What you will do:
Examine the entries below, count the lines holding the string "affordable", and respond with the number only.

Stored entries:
•••••
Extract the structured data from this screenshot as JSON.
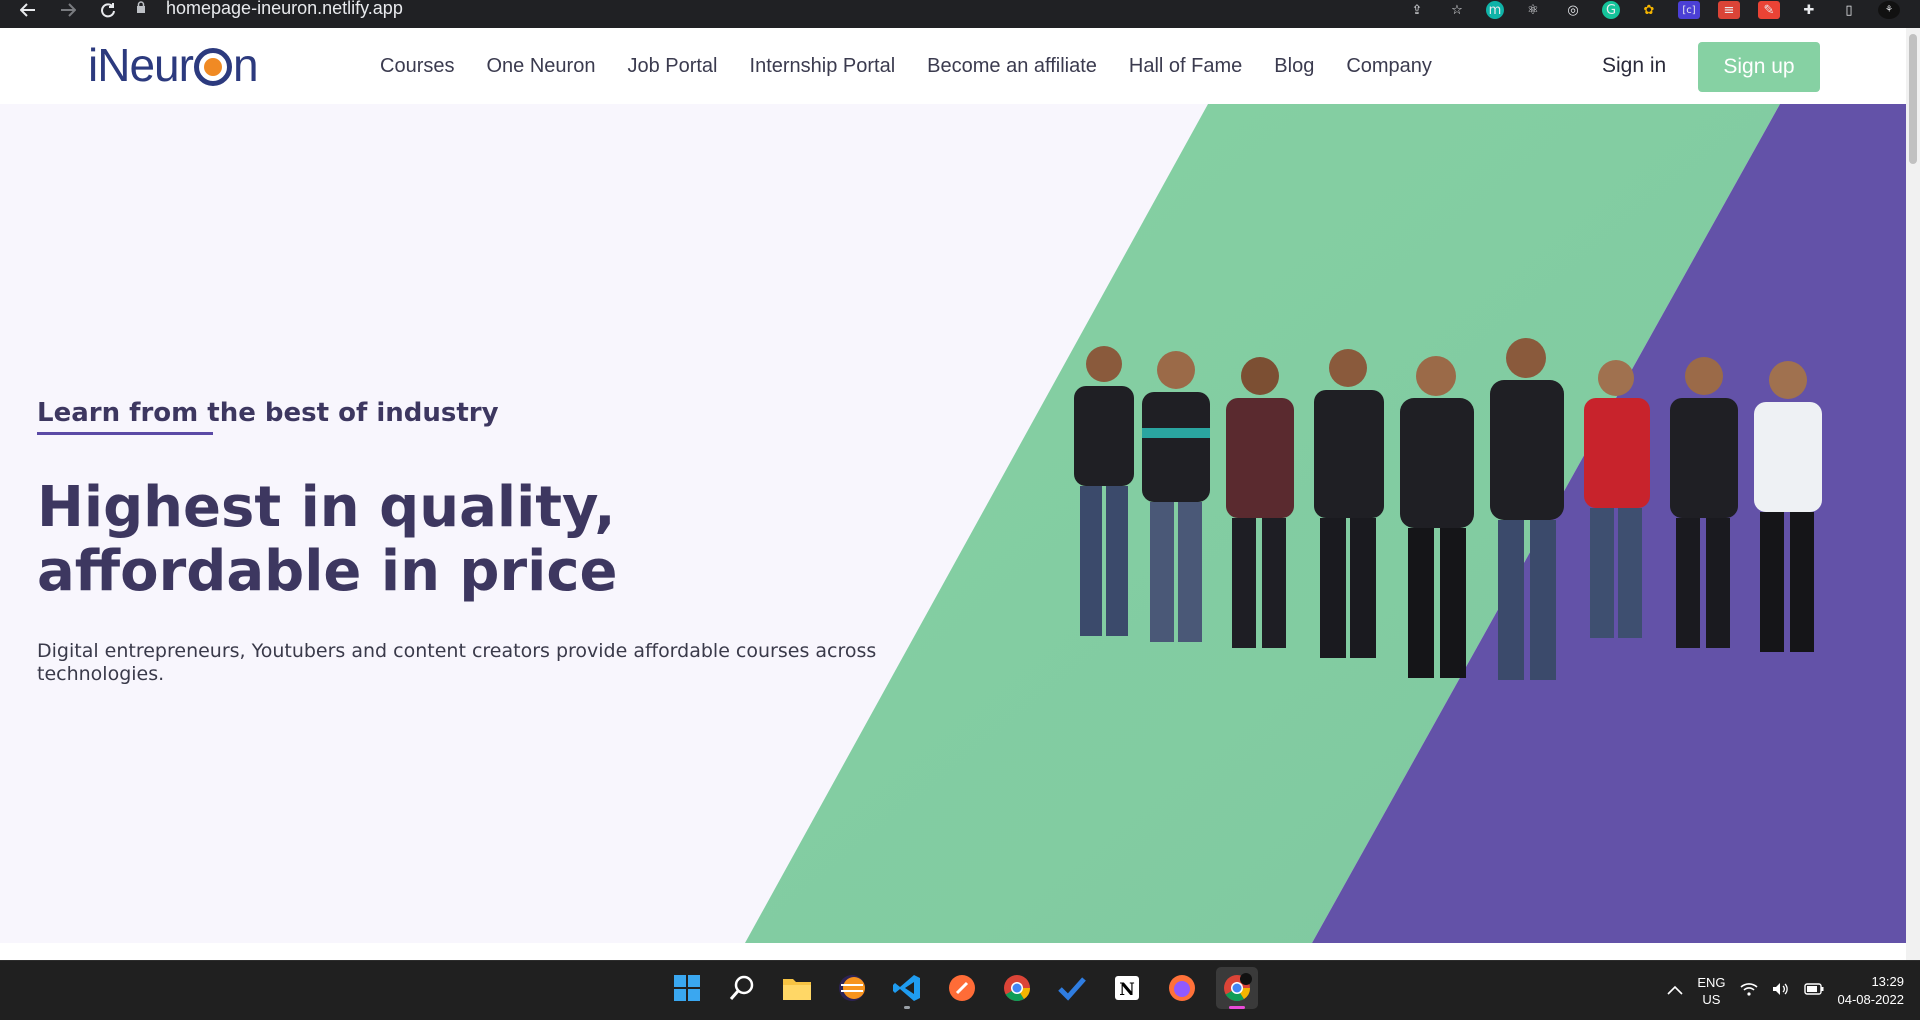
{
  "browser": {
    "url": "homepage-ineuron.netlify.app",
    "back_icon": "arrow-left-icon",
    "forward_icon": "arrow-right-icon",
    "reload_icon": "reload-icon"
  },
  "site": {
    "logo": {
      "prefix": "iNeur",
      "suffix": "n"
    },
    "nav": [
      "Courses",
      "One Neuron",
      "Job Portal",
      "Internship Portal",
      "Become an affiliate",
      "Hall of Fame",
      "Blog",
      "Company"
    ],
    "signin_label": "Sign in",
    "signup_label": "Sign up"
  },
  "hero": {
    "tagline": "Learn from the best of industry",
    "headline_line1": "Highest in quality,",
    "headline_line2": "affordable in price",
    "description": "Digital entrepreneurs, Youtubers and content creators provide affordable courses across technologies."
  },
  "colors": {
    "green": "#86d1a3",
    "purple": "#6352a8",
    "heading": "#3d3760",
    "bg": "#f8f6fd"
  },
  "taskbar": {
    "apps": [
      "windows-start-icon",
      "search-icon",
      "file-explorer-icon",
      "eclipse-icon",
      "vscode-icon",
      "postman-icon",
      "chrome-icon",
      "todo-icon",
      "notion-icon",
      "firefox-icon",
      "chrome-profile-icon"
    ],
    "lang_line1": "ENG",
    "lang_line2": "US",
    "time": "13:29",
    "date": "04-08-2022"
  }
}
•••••
Completed exercise:
2